[WHAT TO DO]
In the material below, find every line containing "Full" and copy that line.

--------------------

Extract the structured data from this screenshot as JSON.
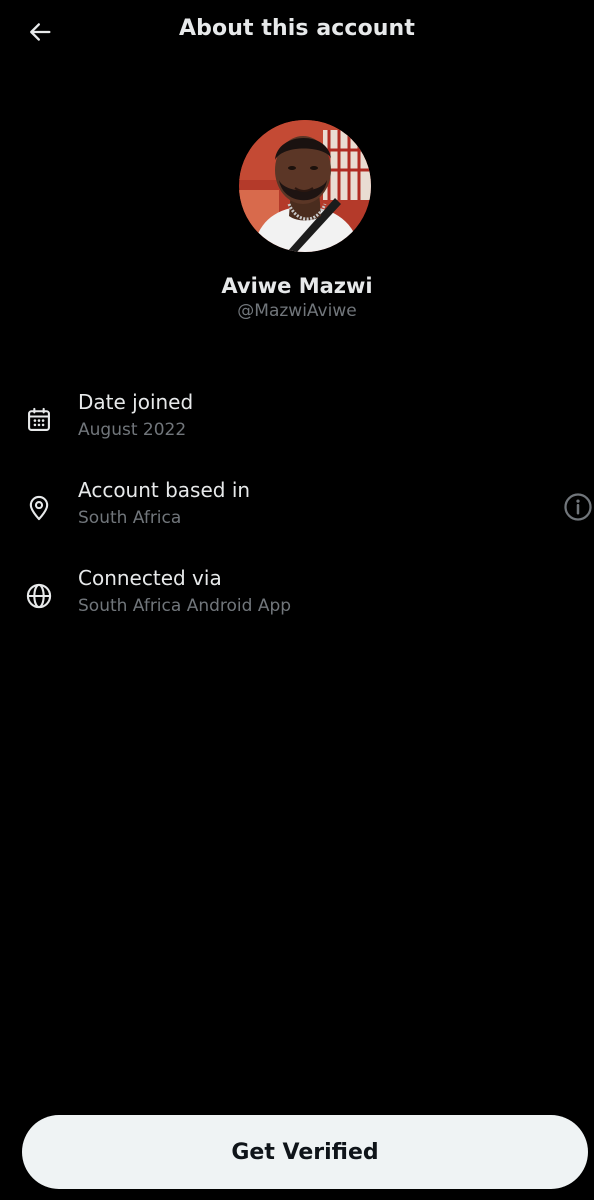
{
  "header": {
    "title": "About this account",
    "back_icon": "arrow-left-icon"
  },
  "profile": {
    "name": "Aviwe Mazwi",
    "handle": "@MazwiAviwe"
  },
  "details": [
    {
      "icon": "calendar-icon",
      "label": "Date joined",
      "value": "August 2022"
    },
    {
      "icon": "location-pin-icon",
      "label": "Account based in",
      "value": "South Africa"
    },
    {
      "icon": "globe-icon",
      "label": "Connected via",
      "value": "South Africa Android App"
    }
  ],
  "info_icon": "info-icon",
  "footer": {
    "verify_label": "Get Verified"
  },
  "colors": {
    "background": "#000000",
    "primary_text": "#e7e9ea",
    "secondary_text": "#71767b",
    "button_bg": "#eff3f4",
    "button_text": "#0f1419"
  }
}
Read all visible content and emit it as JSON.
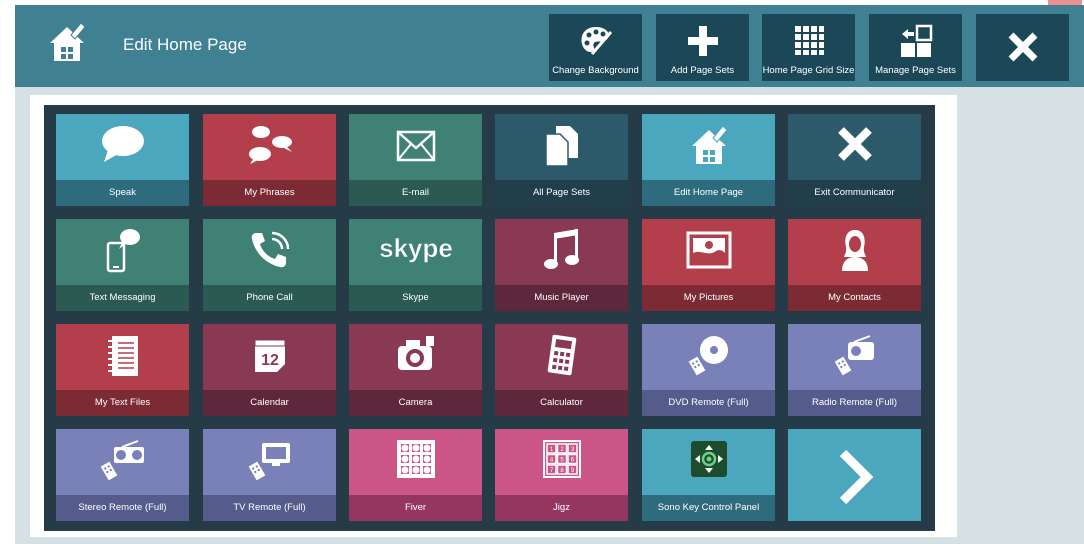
{
  "header": {
    "title": "Edit Home Page",
    "icon": "home-edit-icon"
  },
  "toolbar": [
    {
      "label": "Change Background",
      "icon": "palette-icon"
    },
    {
      "label": "Add Page Sets",
      "icon": "plus-icon"
    },
    {
      "label": "Home Page Grid Size",
      "icon": "grid-icon"
    },
    {
      "label": "Manage Page Sets",
      "icon": "manage-pages-icon"
    },
    {
      "label": "",
      "icon": "close-icon"
    }
  ],
  "tiles": [
    {
      "label": "Speak",
      "icon": "speech-bubble-icon",
      "color": "#4aa7bd",
      "band": "#2e6c7d"
    },
    {
      "label": "My Phrases",
      "icon": "phrases-icon",
      "color": "#b23f4b",
      "band": "#7c2b35"
    },
    {
      "label": "E-mail",
      "icon": "envelope-icon",
      "color": "#3f8175",
      "band": "#2a5a52"
    },
    {
      "label": "All Page Sets",
      "icon": "documents-icon",
      "color": "#2c5a6b",
      "band": "#203f4b"
    },
    {
      "label": "Edit Home Page",
      "icon": "home-edit-icon",
      "color": "#4aa7bd",
      "band": "#2e6c7d"
    },
    {
      "label": "Exit Communicator",
      "icon": "exit-x-icon",
      "color": "#2c5a6b",
      "band": "#203f4b"
    },
    {
      "label": "Text Messaging",
      "icon": "text-message-icon",
      "color": "#3f8175",
      "band": "#2a5a52"
    },
    {
      "label": "Phone Call",
      "icon": "phone-icon",
      "color": "#3f8175",
      "band": "#2a5a52"
    },
    {
      "label": "Skype",
      "icon": "skype-icon",
      "color": "#3f8175",
      "band": "#2a5a52"
    },
    {
      "label": "Music Player",
      "icon": "music-note-icon",
      "color": "#8a3955",
      "band": "#5e273b"
    },
    {
      "label": "My Pictures",
      "icon": "picture-icon",
      "color": "#b23f4b",
      "band": "#7c2b35"
    },
    {
      "label": "My Contacts",
      "icon": "contact-icon",
      "color": "#b23f4b",
      "band": "#7c2b35"
    },
    {
      "label": "My Text Files",
      "icon": "notebook-icon",
      "color": "#b23f4b",
      "band": "#7c2b35"
    },
    {
      "label": "Calendar",
      "icon": "calendar-icon",
      "color": "#8a3955",
      "band": "#5e273b"
    },
    {
      "label": "Camera",
      "icon": "camera-icon",
      "color": "#8a3955",
      "band": "#5e273b"
    },
    {
      "label": "Calculator",
      "icon": "calculator-icon",
      "color": "#8a3955",
      "band": "#5e273b"
    },
    {
      "label": "DVD Remote (Full)",
      "icon": "dvd-remote-icon",
      "color": "#7a80b8",
      "band": "#555b8b"
    },
    {
      "label": "Radio Remote (Full)",
      "icon": "radio-remote-icon",
      "color": "#7a80b8",
      "band": "#555b8b"
    },
    {
      "label": "Stereo Remote (Full)",
      "icon": "stereo-remote-icon",
      "color": "#7a80b8",
      "band": "#555b8b"
    },
    {
      "label": "TV Remote (Full)",
      "icon": "tv-remote-icon",
      "color": "#7a80b8",
      "band": "#555b8b"
    },
    {
      "label": "Fiver",
      "icon": "fiver-grid-icon",
      "color": "#cc5588",
      "band": "#94365f"
    },
    {
      "label": "Jigz",
      "icon": "jigz-grid-icon",
      "color": "#cc5588",
      "band": "#94365f"
    },
    {
      "label": "Sono Key Control Panel",
      "icon": "sono-key-icon",
      "color": "#4aa7bd",
      "band": "#2e6c7d"
    },
    {
      "label": "",
      "icon": "chevron-right-icon",
      "color": "#4aa7bd",
      "band": "#4aa7bd"
    }
  ],
  "calendar_day": "12",
  "skype_text": "skype",
  "jigz_numbers": [
    "1",
    "2",
    "3",
    "4",
    "5",
    "6",
    "7",
    "8",
    "9"
  ]
}
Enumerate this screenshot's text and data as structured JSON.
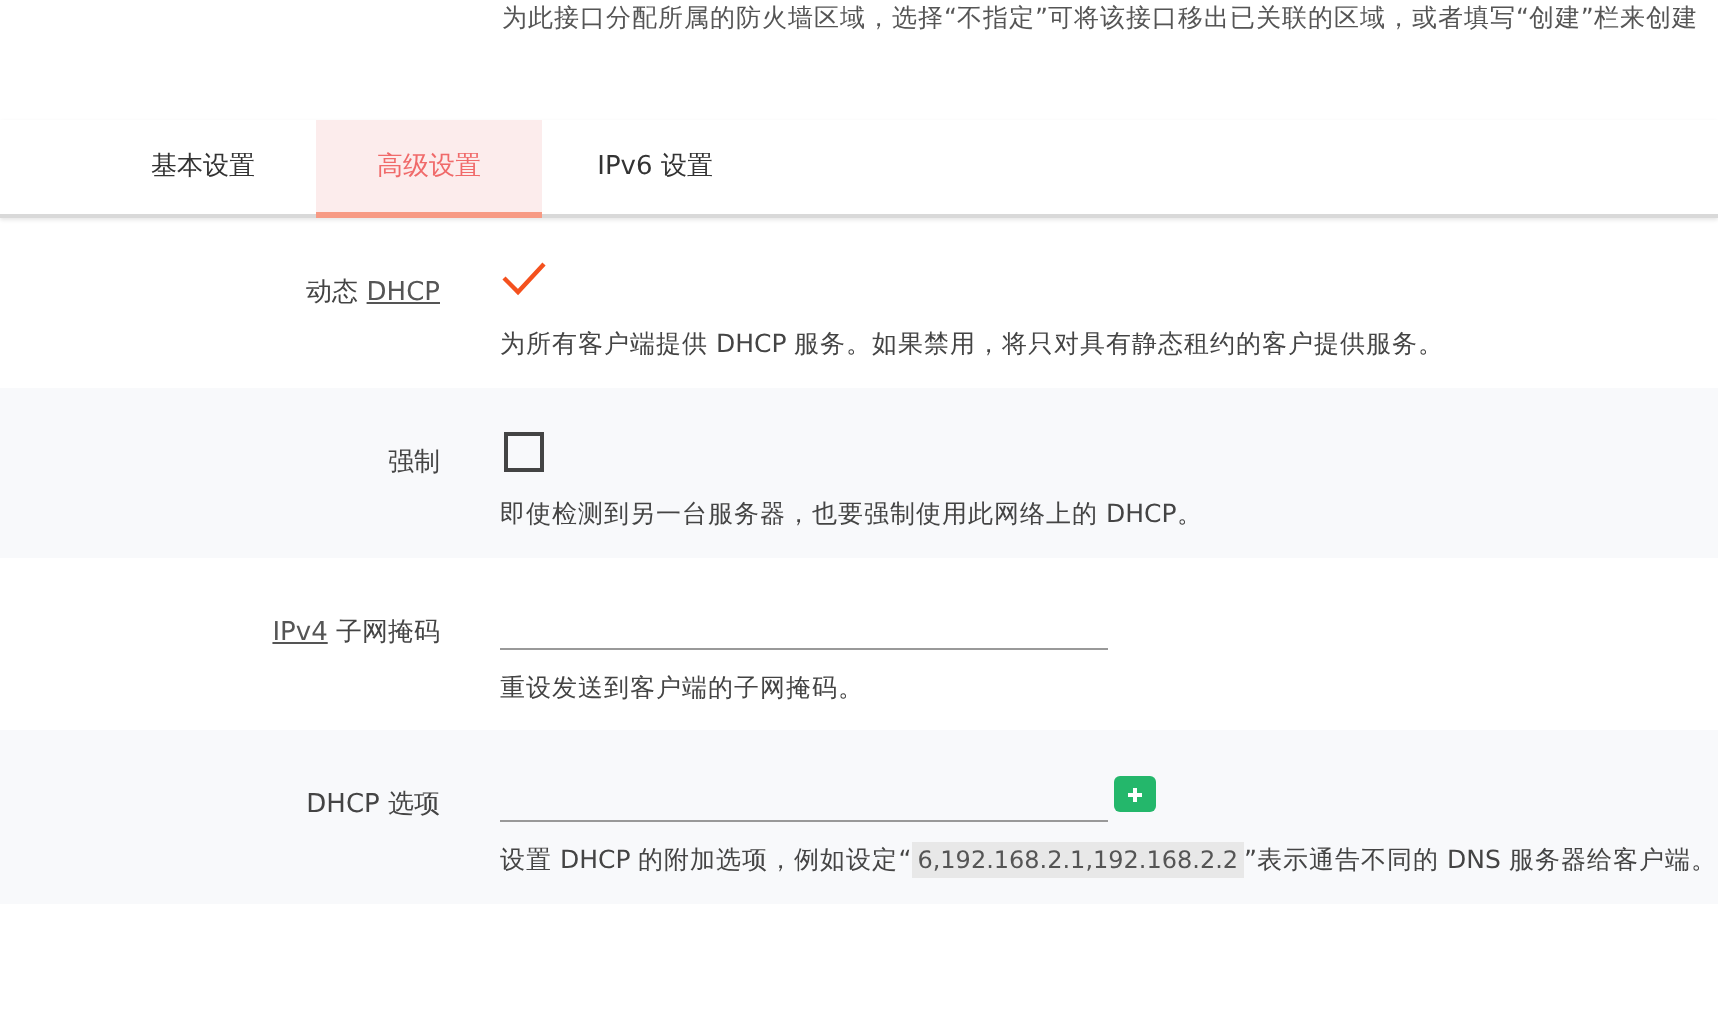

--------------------

[YOUR SOLUTION]
      "label": "DVD Remote (Full)",
      "label": "Radio Remote (Full)",
      "label": "Stereo Remote (Full)",
      "label": "TV Remote (Full)",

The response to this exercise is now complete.